## [Instructions for the task]
Take each line of the entries below that contains "Users" and copy it.

## [Data about app and page elements]
○ ○ ○ ○ ○ ○ ○

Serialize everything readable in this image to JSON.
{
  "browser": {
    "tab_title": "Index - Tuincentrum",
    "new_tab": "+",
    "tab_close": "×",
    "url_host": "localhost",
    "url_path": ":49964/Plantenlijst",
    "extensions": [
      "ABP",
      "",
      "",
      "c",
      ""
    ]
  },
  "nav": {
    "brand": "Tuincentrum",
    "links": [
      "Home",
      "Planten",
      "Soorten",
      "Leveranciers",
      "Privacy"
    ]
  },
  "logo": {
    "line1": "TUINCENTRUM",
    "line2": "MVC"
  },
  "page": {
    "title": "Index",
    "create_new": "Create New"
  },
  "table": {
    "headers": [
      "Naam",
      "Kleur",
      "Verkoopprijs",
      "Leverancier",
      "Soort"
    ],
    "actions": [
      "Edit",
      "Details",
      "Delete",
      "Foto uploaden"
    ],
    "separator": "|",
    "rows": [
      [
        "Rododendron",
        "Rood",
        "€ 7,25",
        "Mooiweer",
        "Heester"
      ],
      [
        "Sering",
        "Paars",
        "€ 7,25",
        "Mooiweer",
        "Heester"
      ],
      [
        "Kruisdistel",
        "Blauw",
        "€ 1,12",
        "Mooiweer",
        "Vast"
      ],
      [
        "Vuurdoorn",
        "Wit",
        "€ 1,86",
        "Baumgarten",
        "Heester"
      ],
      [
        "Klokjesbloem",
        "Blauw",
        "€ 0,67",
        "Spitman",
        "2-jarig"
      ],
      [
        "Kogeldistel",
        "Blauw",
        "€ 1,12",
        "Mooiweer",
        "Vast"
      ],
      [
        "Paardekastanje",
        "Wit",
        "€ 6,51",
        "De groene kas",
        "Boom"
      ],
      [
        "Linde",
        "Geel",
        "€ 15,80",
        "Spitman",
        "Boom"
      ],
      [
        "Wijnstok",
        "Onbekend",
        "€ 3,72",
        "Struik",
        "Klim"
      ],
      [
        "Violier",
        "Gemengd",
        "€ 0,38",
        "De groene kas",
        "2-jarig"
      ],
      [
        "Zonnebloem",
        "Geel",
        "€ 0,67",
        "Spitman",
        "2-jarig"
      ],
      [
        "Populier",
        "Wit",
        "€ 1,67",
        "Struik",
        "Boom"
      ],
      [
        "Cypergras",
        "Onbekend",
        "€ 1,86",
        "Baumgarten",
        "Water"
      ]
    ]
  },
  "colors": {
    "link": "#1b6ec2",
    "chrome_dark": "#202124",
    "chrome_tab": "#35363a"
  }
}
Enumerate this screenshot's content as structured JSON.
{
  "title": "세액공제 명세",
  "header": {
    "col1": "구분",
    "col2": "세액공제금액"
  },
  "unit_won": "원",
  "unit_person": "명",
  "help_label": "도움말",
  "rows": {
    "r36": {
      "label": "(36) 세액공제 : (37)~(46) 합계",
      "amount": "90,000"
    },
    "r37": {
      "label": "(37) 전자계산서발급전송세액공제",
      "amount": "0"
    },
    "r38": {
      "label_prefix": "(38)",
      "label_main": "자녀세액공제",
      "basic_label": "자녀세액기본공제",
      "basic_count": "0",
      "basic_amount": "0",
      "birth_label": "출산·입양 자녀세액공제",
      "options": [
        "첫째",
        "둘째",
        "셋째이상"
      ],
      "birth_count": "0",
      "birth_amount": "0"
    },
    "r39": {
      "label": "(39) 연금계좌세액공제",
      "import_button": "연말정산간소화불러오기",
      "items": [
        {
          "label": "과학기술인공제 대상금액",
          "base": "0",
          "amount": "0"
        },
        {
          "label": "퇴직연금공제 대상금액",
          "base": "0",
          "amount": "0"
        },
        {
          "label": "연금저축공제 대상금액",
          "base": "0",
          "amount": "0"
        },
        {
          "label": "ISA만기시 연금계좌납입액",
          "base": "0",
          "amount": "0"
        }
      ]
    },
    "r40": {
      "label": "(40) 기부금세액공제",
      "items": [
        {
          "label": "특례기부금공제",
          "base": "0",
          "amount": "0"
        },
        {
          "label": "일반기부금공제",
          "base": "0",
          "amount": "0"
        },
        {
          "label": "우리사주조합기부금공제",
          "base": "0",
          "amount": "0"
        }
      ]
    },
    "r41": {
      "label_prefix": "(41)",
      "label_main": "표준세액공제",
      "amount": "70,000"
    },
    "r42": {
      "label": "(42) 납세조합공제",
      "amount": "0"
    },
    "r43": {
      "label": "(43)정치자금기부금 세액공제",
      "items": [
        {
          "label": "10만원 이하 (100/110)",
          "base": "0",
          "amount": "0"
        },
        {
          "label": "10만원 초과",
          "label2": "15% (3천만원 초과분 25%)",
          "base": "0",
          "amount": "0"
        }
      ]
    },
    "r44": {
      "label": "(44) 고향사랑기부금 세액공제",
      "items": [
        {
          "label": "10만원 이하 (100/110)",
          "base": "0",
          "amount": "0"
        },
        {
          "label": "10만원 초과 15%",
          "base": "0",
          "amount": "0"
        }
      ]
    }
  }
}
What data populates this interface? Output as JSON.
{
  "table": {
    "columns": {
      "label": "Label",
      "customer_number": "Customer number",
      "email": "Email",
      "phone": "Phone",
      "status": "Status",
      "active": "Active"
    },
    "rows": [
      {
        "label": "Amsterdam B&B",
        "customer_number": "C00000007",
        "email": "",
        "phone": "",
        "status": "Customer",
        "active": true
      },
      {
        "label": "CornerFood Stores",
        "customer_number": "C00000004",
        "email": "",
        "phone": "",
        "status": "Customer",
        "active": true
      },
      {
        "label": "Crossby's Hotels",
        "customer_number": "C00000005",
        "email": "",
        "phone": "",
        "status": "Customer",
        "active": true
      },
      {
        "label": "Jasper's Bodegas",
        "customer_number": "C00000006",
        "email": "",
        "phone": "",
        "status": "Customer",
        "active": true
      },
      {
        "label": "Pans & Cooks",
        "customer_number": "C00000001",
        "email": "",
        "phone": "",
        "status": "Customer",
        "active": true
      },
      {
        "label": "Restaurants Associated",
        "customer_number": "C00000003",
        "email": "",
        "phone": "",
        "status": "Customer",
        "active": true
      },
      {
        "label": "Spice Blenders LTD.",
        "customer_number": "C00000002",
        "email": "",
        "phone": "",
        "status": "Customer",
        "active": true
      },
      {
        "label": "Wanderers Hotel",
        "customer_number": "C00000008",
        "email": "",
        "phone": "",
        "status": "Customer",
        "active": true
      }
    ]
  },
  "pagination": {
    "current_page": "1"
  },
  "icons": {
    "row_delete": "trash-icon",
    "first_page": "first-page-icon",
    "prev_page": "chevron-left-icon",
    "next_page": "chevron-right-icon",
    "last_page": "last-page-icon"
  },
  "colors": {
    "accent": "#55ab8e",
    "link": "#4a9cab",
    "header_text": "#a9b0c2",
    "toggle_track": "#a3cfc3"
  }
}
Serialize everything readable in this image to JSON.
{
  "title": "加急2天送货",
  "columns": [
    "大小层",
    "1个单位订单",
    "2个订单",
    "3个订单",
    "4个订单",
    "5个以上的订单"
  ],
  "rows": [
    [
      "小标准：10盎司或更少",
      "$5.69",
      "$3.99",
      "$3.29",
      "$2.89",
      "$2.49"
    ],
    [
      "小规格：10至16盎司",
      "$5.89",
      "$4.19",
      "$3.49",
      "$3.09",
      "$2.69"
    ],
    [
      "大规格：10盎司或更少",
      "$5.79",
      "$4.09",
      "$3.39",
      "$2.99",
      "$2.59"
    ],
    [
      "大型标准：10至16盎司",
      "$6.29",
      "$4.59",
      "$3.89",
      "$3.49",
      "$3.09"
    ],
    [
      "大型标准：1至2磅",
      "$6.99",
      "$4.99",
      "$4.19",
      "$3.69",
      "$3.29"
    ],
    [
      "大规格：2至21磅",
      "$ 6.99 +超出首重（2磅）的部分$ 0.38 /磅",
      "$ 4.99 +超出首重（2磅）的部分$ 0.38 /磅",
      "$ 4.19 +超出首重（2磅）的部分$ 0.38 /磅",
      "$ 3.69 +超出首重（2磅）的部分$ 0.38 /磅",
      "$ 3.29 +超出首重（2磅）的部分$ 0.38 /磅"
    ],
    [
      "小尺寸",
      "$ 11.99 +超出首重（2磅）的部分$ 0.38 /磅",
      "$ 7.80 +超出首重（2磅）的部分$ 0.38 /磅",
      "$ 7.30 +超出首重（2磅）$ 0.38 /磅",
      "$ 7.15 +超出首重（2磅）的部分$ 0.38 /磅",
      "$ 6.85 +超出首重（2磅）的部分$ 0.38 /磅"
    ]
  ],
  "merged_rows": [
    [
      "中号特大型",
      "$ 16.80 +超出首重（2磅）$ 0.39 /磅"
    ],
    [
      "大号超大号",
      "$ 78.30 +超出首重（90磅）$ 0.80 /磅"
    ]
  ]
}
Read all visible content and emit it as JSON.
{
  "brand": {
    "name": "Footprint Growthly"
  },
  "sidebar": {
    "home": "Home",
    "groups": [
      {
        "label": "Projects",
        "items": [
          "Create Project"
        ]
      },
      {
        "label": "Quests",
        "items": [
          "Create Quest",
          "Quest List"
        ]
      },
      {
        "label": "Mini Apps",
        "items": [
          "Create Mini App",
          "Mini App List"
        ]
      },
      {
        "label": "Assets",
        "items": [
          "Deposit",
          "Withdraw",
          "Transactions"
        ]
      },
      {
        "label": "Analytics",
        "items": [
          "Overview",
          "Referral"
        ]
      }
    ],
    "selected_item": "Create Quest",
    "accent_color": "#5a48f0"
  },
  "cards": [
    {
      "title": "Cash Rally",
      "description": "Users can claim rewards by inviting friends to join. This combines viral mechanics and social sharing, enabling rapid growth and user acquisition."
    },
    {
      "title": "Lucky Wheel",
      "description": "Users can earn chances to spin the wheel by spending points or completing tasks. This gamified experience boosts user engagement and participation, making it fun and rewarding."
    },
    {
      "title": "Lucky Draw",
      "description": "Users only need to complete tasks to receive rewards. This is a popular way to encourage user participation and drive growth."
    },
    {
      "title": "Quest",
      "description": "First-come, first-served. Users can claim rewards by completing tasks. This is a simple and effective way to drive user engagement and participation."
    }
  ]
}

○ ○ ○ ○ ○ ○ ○

## [Answer to the exercise]
      "description": "Users can claim rewards by inviting friends to join. This combines viral mechanics and social sharing, enabling rapid growth and user acquisition."
      "description": "Users can earn chances to spin the wheel by spending points or completing tasks. This gamified experience boosts user engagement and participation, making it fun and rewarding."
      "description": "Users only need to complete tasks to receive rewards. This is a popular way to encourage user participation and drive growth."
      "description": "First-come, first-served. Users can claim rewards by completing tasks. This is a simple and effective way to drive user engagement and participation."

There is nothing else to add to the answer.